Source material.

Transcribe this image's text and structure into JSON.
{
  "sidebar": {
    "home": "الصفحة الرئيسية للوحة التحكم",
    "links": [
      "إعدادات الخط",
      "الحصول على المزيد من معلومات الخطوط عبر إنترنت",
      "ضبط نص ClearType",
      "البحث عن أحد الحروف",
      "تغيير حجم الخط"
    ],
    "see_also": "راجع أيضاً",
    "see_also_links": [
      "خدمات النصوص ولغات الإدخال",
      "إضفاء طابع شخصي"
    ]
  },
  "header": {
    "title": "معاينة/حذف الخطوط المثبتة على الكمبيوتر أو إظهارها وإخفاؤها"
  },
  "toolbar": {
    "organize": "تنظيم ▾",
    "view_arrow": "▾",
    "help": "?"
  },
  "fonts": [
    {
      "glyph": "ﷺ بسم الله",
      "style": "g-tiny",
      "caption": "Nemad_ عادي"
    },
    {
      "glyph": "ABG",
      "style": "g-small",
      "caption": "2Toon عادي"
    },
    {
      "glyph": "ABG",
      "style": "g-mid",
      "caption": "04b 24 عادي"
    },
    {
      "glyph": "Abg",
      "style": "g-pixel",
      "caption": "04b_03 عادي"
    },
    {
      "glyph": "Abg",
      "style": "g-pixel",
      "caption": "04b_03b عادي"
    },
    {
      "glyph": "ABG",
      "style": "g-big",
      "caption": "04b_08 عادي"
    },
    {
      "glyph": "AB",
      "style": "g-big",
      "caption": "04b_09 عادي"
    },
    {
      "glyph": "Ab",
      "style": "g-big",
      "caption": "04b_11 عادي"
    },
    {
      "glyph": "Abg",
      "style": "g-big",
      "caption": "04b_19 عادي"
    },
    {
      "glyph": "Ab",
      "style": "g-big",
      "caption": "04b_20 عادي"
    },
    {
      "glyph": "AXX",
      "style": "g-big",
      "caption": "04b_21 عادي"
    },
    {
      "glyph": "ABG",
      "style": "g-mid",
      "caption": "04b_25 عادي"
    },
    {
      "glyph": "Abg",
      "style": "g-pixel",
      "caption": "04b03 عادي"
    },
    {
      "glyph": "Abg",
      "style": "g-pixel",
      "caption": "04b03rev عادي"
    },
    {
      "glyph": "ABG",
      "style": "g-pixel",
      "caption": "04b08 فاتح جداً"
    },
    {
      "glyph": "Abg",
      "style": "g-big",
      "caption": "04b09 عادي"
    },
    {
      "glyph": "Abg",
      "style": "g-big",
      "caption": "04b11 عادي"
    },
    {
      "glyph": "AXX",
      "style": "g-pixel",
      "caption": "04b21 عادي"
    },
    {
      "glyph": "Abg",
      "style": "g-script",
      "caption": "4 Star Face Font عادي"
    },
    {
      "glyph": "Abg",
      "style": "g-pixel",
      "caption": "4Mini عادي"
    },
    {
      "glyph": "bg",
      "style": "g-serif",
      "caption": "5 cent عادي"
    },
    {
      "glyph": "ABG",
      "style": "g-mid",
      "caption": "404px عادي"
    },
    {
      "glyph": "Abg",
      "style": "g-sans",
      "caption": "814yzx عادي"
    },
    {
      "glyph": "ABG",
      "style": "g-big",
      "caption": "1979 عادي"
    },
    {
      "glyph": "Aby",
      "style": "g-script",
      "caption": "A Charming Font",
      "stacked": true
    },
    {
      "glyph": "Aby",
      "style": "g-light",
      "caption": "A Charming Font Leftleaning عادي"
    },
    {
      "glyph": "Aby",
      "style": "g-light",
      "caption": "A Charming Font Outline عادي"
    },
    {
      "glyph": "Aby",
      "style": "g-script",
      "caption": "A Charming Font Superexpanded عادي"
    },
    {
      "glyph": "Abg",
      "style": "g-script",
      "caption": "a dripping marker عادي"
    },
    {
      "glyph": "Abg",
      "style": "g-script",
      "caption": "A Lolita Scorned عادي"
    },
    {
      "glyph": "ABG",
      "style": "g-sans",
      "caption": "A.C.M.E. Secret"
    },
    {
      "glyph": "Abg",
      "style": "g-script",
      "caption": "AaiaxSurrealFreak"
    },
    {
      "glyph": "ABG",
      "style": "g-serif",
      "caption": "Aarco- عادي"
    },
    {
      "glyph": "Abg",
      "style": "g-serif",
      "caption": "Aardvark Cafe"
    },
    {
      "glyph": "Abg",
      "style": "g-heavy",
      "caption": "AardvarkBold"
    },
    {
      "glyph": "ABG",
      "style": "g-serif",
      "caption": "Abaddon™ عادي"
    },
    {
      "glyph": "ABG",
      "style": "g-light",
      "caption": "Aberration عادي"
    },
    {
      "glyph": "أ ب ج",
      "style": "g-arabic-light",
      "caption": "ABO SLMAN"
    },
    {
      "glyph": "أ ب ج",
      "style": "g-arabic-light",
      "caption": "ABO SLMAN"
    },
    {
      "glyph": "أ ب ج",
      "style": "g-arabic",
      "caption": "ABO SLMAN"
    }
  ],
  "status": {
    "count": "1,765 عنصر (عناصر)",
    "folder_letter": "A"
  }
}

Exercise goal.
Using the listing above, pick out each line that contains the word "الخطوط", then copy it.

Answer for this exercise.
      "الحصول على المزيد من معلومات الخطوط عبر إنترنت",
    "title": "معاينة/حذف الخطوط المثبتة على الكمبيوتر أو إظهارها وإخفاؤها"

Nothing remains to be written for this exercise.